Echecrates the Thessalian, having arrived at the shrine and beheld the virgin who uttered the oracle, became enamoured of her because of her beauty, carried her away and violated her; and that the Delphians because of this deplorable occurrence passed a law that in the future a virgin should no longer prophesy but that an elderly woman of fifty would declare the Oracles and that she would be dressed in the costume of a virgin, as a sort of reminder of the prophetess of olden times.Authors who mention the oracle include Aeschylus, Aristotle, Clement of Alexandria, Diodorus, Diogenes, Euripides, Herodotus, Julian, Justin, Livy, Lucan, Nepos, Ovid, Pausanias, Pindar, Plato, Plutarch, Sophocles, Strabo, Thucydides and Xenophon.Nevertheless, details of how the Pythia operated are missing as authors from the classical period (6th to 4th centuries BC) treat the process as common knowledge with no need to explain.A shrine was erected at the site, where people began worshiping in the late Bronze Age, by 1600 BC.After the deaths of a number of men, the villagers chose a single young woman as the liaison for the divine inspirations. the office of the oracle was initially possessed by the goddesses Themis and Phoebe, and the site was initially sacred to Gaia.

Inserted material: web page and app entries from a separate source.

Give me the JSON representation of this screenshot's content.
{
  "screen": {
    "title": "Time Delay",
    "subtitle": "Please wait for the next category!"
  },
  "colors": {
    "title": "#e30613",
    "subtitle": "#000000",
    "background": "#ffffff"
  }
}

Subsequently, it was believed to be sacred to Poseidon, the "Earth-shaker" god of earthquakes.